In its Wednesday communique, the alliance said the ability of terrorists and other criminals to shield their electronic activities through encryption can “severely undermine public safety efforts by impeding lawful access to the content of communications.”
They agreed to a common approach to engaging with communication service providers to deal with online terrorist activities and propaganda, while “upholding cybersecurity and individual rights and freedoms.”
The countries also committed to support a new industry forum led by Google, Facebook, Microsoft and Twitter.
In addition, they plan to:
– Look at the role of traditional and social media and community voices in fostering – or discouraging – the radicalization of young people;

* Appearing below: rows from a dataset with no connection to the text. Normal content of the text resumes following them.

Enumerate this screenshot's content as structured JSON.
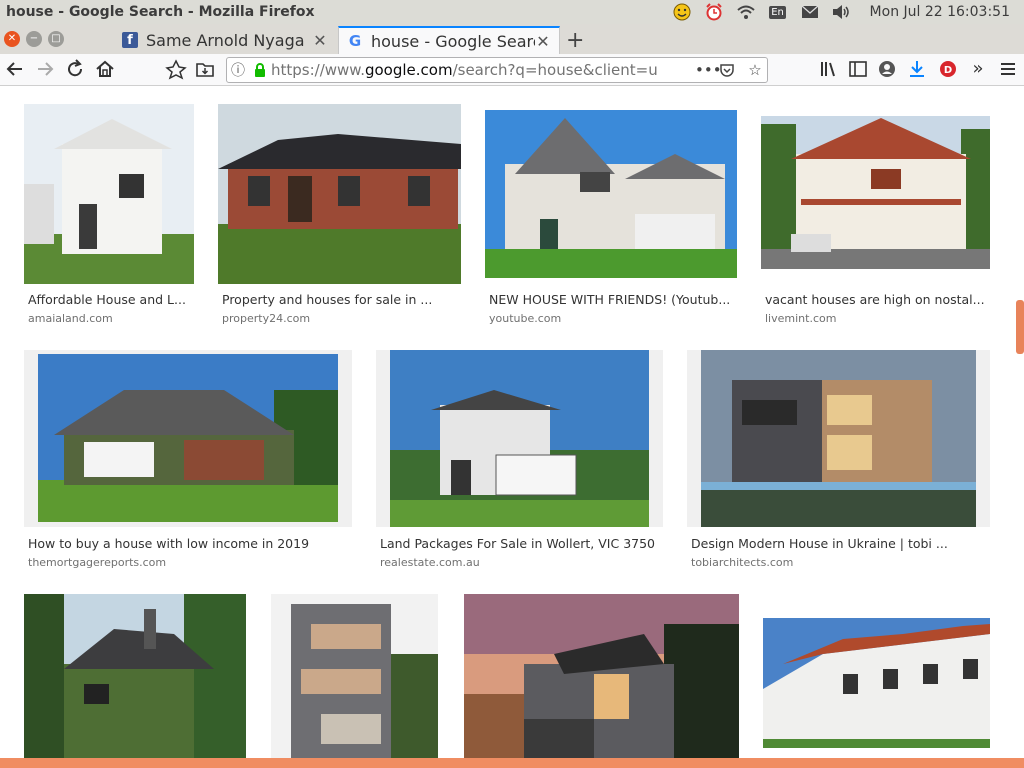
{
  "os_panel": {
    "window_title": "house - Google Search - Mozilla Firefox",
    "lang": "En",
    "clock": "Mon Jul 22 16:03:51"
  },
  "tabs": [
    {
      "label": "Same Arnold Nyaga",
      "favicon": "facebook-icon"
    },
    {
      "label": "house - Google Search",
      "favicon": "google-icon"
    }
  ],
  "urlbar": {
    "prefix": "https://www.",
    "domain": "google.com",
    "path": "/search?q=house&client=u"
  },
  "results": [
    {
      "caption": "Affordable House and L...",
      "source": "amaialand.com"
    },
    {
      "caption": "Property and houses for sale in ...",
      "source": "property24.com"
    },
    {
      "caption": "NEW HOUSE WITH FRIENDS! (Youtub...",
      "source": "youtube.com"
    },
    {
      "caption": "vacant houses are high on nostal...",
      "source": "livemint.com"
    },
    {
      "caption": "How to buy a house with low income in 2019",
      "source": "themortgagereports.com"
    },
    {
      "caption": "Land Packages For Sale in Wollert, VIC 3750",
      "source": "realestate.com.au"
    },
    {
      "caption": "Design Modern House in Ukraine | tobi ...",
      "source": "tobiarchitects.com"
    },
    {
      "caption": "",
      "source": ""
    },
    {
      "caption": "",
      "source": ""
    },
    {
      "caption": "",
      "source": ""
    },
    {
      "caption": "",
      "source": ""
    }
  ],
  "colors": {
    "accent": "#e95420",
    "tab_highlight": "#0a84ff",
    "scroll": "#e8835a"
  }
}
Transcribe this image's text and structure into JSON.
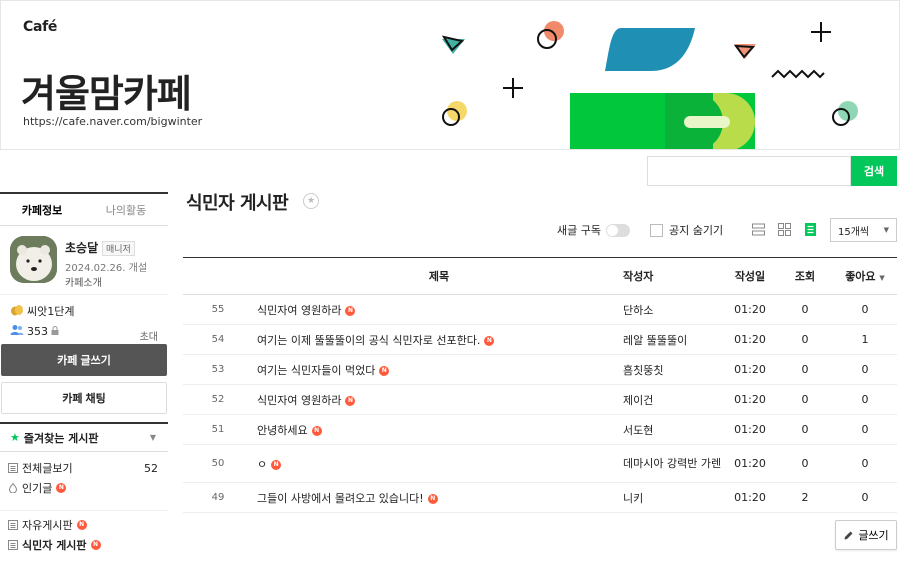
{
  "banner": {
    "logo": "Café",
    "title": "겨울맘카페",
    "url": "https://cafe.naver.com/bigwinter"
  },
  "search": {
    "placeholder": "",
    "button_label": "검색",
    "accent": "#03c75a"
  },
  "sidebar": {
    "tabs": [
      {
        "label": "카페정보",
        "active": true
      },
      {
        "label": "나의활동",
        "active": false
      }
    ],
    "profile": {
      "name": "초승달",
      "role": "매니저",
      "date": "2024.02.26. 개설",
      "intro": "카페소개"
    },
    "stats": {
      "level": "씨앗1단계",
      "members": "353",
      "invite": "초대"
    },
    "write_button": "카페 글쓰기",
    "chat_button": "카페 채팅",
    "favorites_label": "즐겨찾는 게시판",
    "menu": [
      {
        "label": "전체글보기",
        "count": "52",
        "new": false,
        "icon": "list-icon"
      },
      {
        "label": "인기글",
        "count": "",
        "new": true,
        "icon": "fire-icon"
      },
      {
        "label": "자유게시판",
        "count": "",
        "new": true,
        "icon": "board-icon"
      },
      {
        "label": "식민자 게시판",
        "count": "",
        "new": true,
        "icon": "board-icon"
      }
    ],
    "new_badge": "N"
  },
  "board": {
    "title": "식민자 게시판",
    "subscribe_label": "새글 구독",
    "notice_label": "공지 숨기기",
    "per_page": "15개씩",
    "write_label": "글쓰기"
  },
  "table": {
    "headers": {
      "title": "제목",
      "writer": "작성자",
      "date": "작성일",
      "views": "조회",
      "likes": "좋아요"
    },
    "rows": [
      {
        "no": "55",
        "title": "식민자여 영원하라",
        "writer": "단하소",
        "date": "01:20",
        "views": "0",
        "likes": "0"
      },
      {
        "no": "54",
        "title": "여기는 이제 뚤뚤뚤이의 공식 식민자로 선포한다.",
        "writer": "레알 뚤뚤뚤이",
        "date": "01:20",
        "views": "0",
        "likes": "1"
      },
      {
        "no": "53",
        "title": "여기는 식민자들이 먹었다",
        "writer": "흠칫뚱칫",
        "date": "01:20",
        "views": "0",
        "likes": "0"
      },
      {
        "no": "52",
        "title": "식민자여 영원하라",
        "writer": "제이건",
        "date": "01:20",
        "views": "0",
        "likes": "0"
      },
      {
        "no": "51",
        "title": "안녕하세요",
        "writer": "서도현",
        "date": "01:20",
        "views": "0",
        "likes": "0"
      },
      {
        "no": "50",
        "title": "ㅇ",
        "writer": "데마시아 강력반 가렌",
        "date": "01:20",
        "views": "0",
        "likes": "0"
      },
      {
        "no": "49",
        "title": "그들이 사방에서 몰려오고 있습니다!",
        "writer": "니키",
        "date": "01:20",
        "views": "2",
        "likes": "0"
      }
    ]
  }
}
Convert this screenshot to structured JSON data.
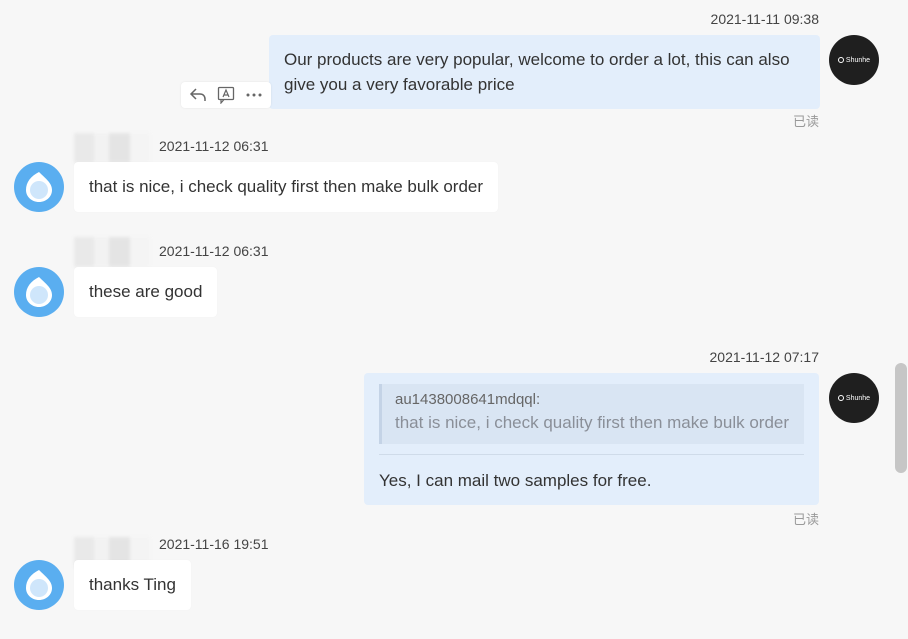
{
  "messages": [
    {
      "time": "2021-11-11 09:38",
      "text": "Our products are very popular, welcome to order a lot, this can also give you a very favorable price",
      "status": "已读"
    },
    {
      "time": "2021-11-12 06:31",
      "text": "that is nice, i check quality first then make bulk order"
    },
    {
      "time": "2021-11-12 06:31",
      "text": "these are good"
    },
    {
      "time": "2021-11-12 07:17",
      "quote_name": "au1438008641mdqql:",
      "quote_text": "that is nice, i check quality first then make bulk order",
      "text": "Yes, I can mail two samples for free.",
      "status": "已读"
    },
    {
      "time": "2021-11-16 19:51",
      "text": "thanks Ting"
    }
  ],
  "icons": {
    "reply": "reply-icon",
    "translate": "translate-icon",
    "more": "more-icon"
  },
  "colors": {
    "outgoing_bubble": "#e3eefb",
    "incoming_bubble": "#ffffff",
    "avatar_blue": "#5aaef0"
  }
}
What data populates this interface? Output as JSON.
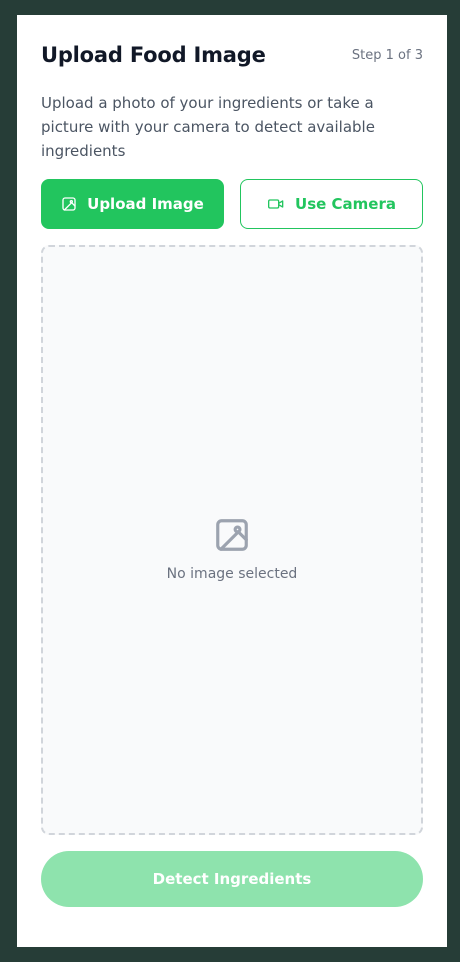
{
  "header": {
    "title": "Upload Food Image",
    "step": "Step 1 of 3"
  },
  "description": "Upload a photo of your ingredients or take a picture with your camera to detect available ingredients",
  "actions": {
    "upload_label": "Upload Image",
    "upload_icon": "image-icon",
    "camera_label": "Use Camera",
    "camera_icon": "video-camera-icon"
  },
  "dropzone": {
    "icon": "image-placeholder-icon",
    "empty_text": "No image selected"
  },
  "detect_button": {
    "label": "Detect Ingredients",
    "state": "disabled"
  },
  "colors": {
    "accent": "#22c55e",
    "accent_disabled": "#8ee3ad",
    "background": "#263d37",
    "card": "#ffffff",
    "dropzone_bg": "#f9fafb",
    "dropzone_border": "#d1d5db",
    "title": "#111827",
    "body_text": "#4b5563",
    "muted_text": "#6b7280"
  }
}
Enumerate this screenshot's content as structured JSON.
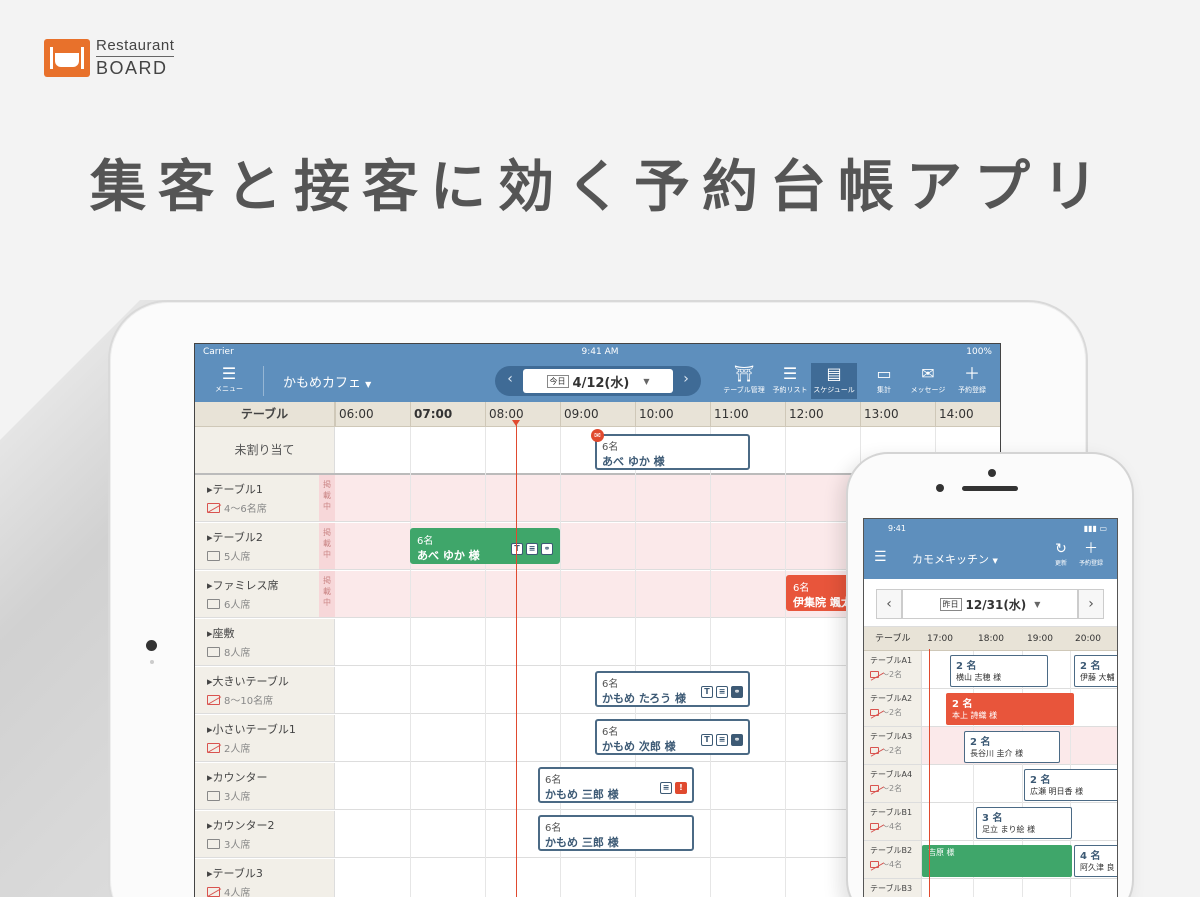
{
  "logo": {
    "line1": "Restaurant",
    "line2": "BOARD"
  },
  "headline": "集客と接客に効く予約台帳アプリ",
  "ipad": {
    "status": {
      "carrier": "Carrier",
      "time": "9:41 AM",
      "battery": "100%"
    },
    "menu_label": "メニュー",
    "store_name": "かもめカフェ",
    "date": {
      "today_tag": "今日",
      "value": "4/12(水)"
    },
    "tools": [
      {
        "label": "テーブル管理",
        "icon": "torii-icon"
      },
      {
        "label": "予約リスト",
        "icon": "list-icon"
      },
      {
        "label": "スケジュール",
        "icon": "schedule-icon",
        "active": true
      },
      {
        "label": "集計",
        "icon": "monitor-icon"
      },
      {
        "label": "メッセージ",
        "icon": "mail-icon"
      },
      {
        "label": "予約登録",
        "icon": "plus-icon"
      }
    ],
    "table_header": "テーブル",
    "times": [
      "06:00",
      "07:00",
      "08:00",
      "09:00",
      "10:00",
      "11:00",
      "12:00",
      "13:00",
      "14:00"
    ],
    "unassigned_label": "未割り当て",
    "blocked_tag": "掲載中",
    "rows": [
      {
        "name": "テーブル1",
        "seats": "4〜6名席",
        "blocked": true,
        "ng": true
      },
      {
        "name": "テーブル2",
        "seats": "5人席",
        "blocked": true,
        "ng": false
      },
      {
        "name": "ファミレス席",
        "seats": "6人席",
        "blocked": true,
        "ng": false
      },
      {
        "name": "座敷",
        "seats": "8人席",
        "blocked": false,
        "ng": false
      },
      {
        "name": "大きいテーブル",
        "seats": "8〜10名席",
        "blocked": false,
        "ng": true
      },
      {
        "name": "小さいテーブル1",
        "seats": "2人席",
        "blocked": false,
        "ng": true
      },
      {
        "name": "カウンター",
        "seats": "3人席",
        "blocked": false,
        "ng": false
      },
      {
        "name": "カウンター2",
        "seats": "3人席",
        "blocked": false,
        "ng": false
      },
      {
        "name": "テーブル3",
        "seats": "4人席",
        "blocked": false,
        "ng": true
      }
    ],
    "reservations": [
      {
        "count": "6名",
        "name": "あべ ゆか 様"
      },
      {
        "count": "6名",
        "name": "あべ ゆか 様"
      },
      {
        "count": "6名",
        "name": "伊集院 颯太"
      },
      {
        "count": "6名",
        "name": "かもめ たろう 様"
      },
      {
        "count": "6名",
        "name": "かもめ 次郎 様"
      },
      {
        "count": "6名",
        "name": "かもめ 三郎 様"
      },
      {
        "count": "6名",
        "name": "かもめ 三郎 様"
      }
    ]
  },
  "iphone": {
    "status": {
      "time": "9:41"
    },
    "store_name": "カモメキッチン",
    "tools": [
      {
        "label": "更新",
        "icon": "refresh-icon"
      },
      {
        "label": "予約登録",
        "icon": "plus-icon"
      }
    ],
    "date": {
      "tag": "昨日",
      "value": "12/31(水)"
    },
    "table_header": "テーブル",
    "times": [
      "17:00",
      "18:00",
      "19:00",
      "20:00"
    ],
    "rows": [
      {
        "name": "テーブルA1",
        "seats": "〜2名"
      },
      {
        "name": "テーブルA2",
        "seats": "〜2名"
      },
      {
        "name": "テーブルA3",
        "seats": "〜2名"
      },
      {
        "name": "テーブルA4",
        "seats": "〜2名"
      },
      {
        "name": "テーブルB1",
        "seats": "〜4名"
      },
      {
        "name": "テーブルB2",
        "seats": "〜4名"
      },
      {
        "name": "テーブルB3",
        "seats": ""
      }
    ],
    "reservations": [
      {
        "count": "2 名",
        "name": "横山 志穂 様"
      },
      {
        "count": "2 名",
        "name": "伊藤 大輔"
      },
      {
        "count": "2 名",
        "name": "本上 詩織 様"
      },
      {
        "count": "2 名",
        "name": "長谷川 圭介 様"
      },
      {
        "count": "2 名",
        "name": "広瀬 明日香 様"
      },
      {
        "count": "3 名",
        "name": "足立 まり絵 様"
      },
      {
        "count": "",
        "name": "吉原 様"
      },
      {
        "count": "4 名",
        "name": "阿久津 良"
      }
    ]
  }
}
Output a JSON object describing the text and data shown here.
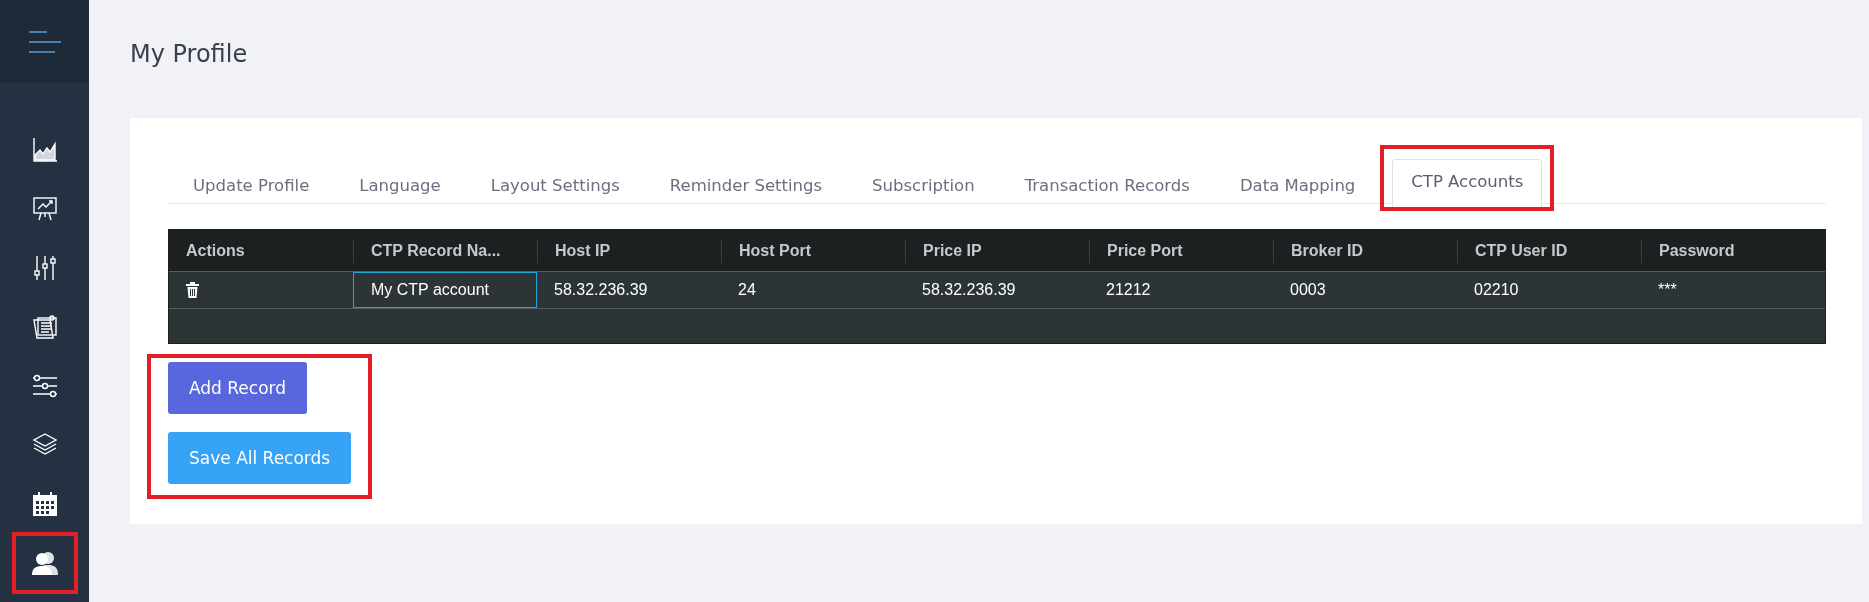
{
  "sidebar": {
    "items": [
      {
        "highlighted": false
      },
      {
        "highlighted": false
      },
      {
        "highlighted": false
      },
      {
        "highlighted": false
      },
      {
        "highlighted": false
      },
      {
        "highlighted": false
      },
      {
        "highlighted": false
      },
      {
        "highlighted": true
      }
    ]
  },
  "page": {
    "title": "My Profile"
  },
  "tabs": [
    {
      "label": "Update Profile",
      "selected": false,
      "highlighted": false
    },
    {
      "label": "Language",
      "selected": false,
      "highlighted": false
    },
    {
      "label": "Layout Settings",
      "selected": false,
      "highlighted": false
    },
    {
      "label": "Reminder Settings",
      "selected": false,
      "highlighted": false
    },
    {
      "label": "Subscription",
      "selected": false,
      "highlighted": false
    },
    {
      "label": "Transaction Records",
      "selected": false,
      "highlighted": false
    },
    {
      "label": "Data Mapping",
      "selected": false,
      "highlighted": false
    },
    {
      "label": "CTP Accounts",
      "selected": true,
      "highlighted": true
    }
  ],
  "table": {
    "columns": [
      "Actions",
      "CTP Record Na...",
      "Host IP",
      "Host Port",
      "Price IP",
      "Price Port",
      "Broker ID",
      "CTP User ID",
      "Password"
    ],
    "rows": [
      {
        "cells": [
          {
            "text": "",
            "focused": false
          },
          {
            "text": "My CTP account",
            "focused": true
          },
          {
            "text": "58.32.236.39",
            "focused": false
          },
          {
            "text": "24",
            "focused": false
          },
          {
            "text": "58.32.236.39",
            "focused": false
          },
          {
            "text": "21212",
            "focused": false
          },
          {
            "text": "0003",
            "focused": false
          },
          {
            "text": "02210",
            "focused": false
          },
          {
            "text": "***",
            "focused": false
          }
        ]
      }
    ]
  },
  "buttons": [
    {
      "label": "Add Record",
      "kind": "primary"
    },
    {
      "label": "Save All Records",
      "kind": "info"
    }
  ],
  "buttons_highlighted": true
}
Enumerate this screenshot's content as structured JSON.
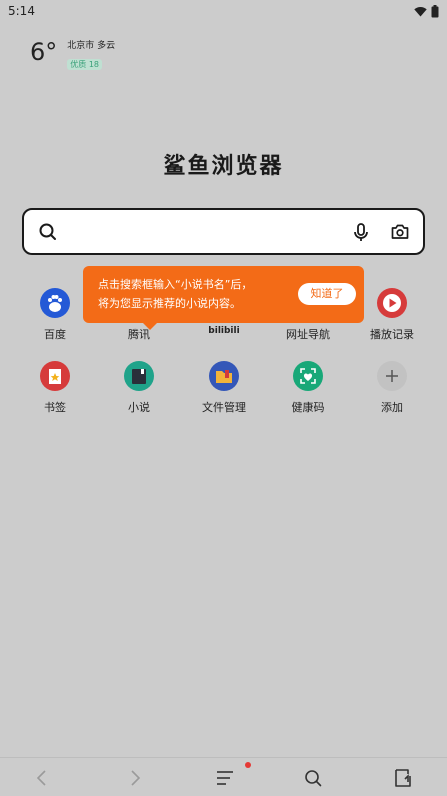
{
  "status": {
    "time": "5:14"
  },
  "weather": {
    "temp": "6°",
    "city": "北京市 多云",
    "aqi": "优质 18"
  },
  "logo": "鲨鱼浏览器",
  "tooltip": {
    "text": "点击搜索框输入“小说书名”后，\n将为您显示推荐的小说内容。",
    "button": "知道了"
  },
  "shortcuts": [
    {
      "label": "百度",
      "icon": "baidu-paw-icon",
      "color": "#2459d6"
    },
    {
      "label": "腾讯",
      "icon": "tencent-icon",
      "color": "#4a4a4a"
    },
    {
      "label": "bilibili",
      "icon": "bilibili-icon",
      "color": "#4a4a4a"
    },
    {
      "label": "网址导航",
      "icon": "nav-icon",
      "color": "#4a4a4a"
    },
    {
      "label": "播放记录",
      "icon": "play-icon",
      "color": "#d63b3b"
    },
    {
      "label": "书签",
      "icon": "bookmark-icon",
      "color": "#d63b3b"
    },
    {
      "label": "小说",
      "icon": "novel-book-icon",
      "color": "#1fa38a"
    },
    {
      "label": "文件管理",
      "icon": "folder-icon",
      "color": "#3457b8"
    },
    {
      "label": "健康码",
      "icon": "health-code-icon",
      "color": "#18a878"
    },
    {
      "label": "添加",
      "icon": "plus-icon",
      "color": "#c8c8c8"
    }
  ]
}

– Share ideas on handling the threat posed by terrorist fighters who return from conflicts abroad;
– Explore the possibility of joint operations to better tackle human trafficking and modern slavery.
© 2017 The Canadian Press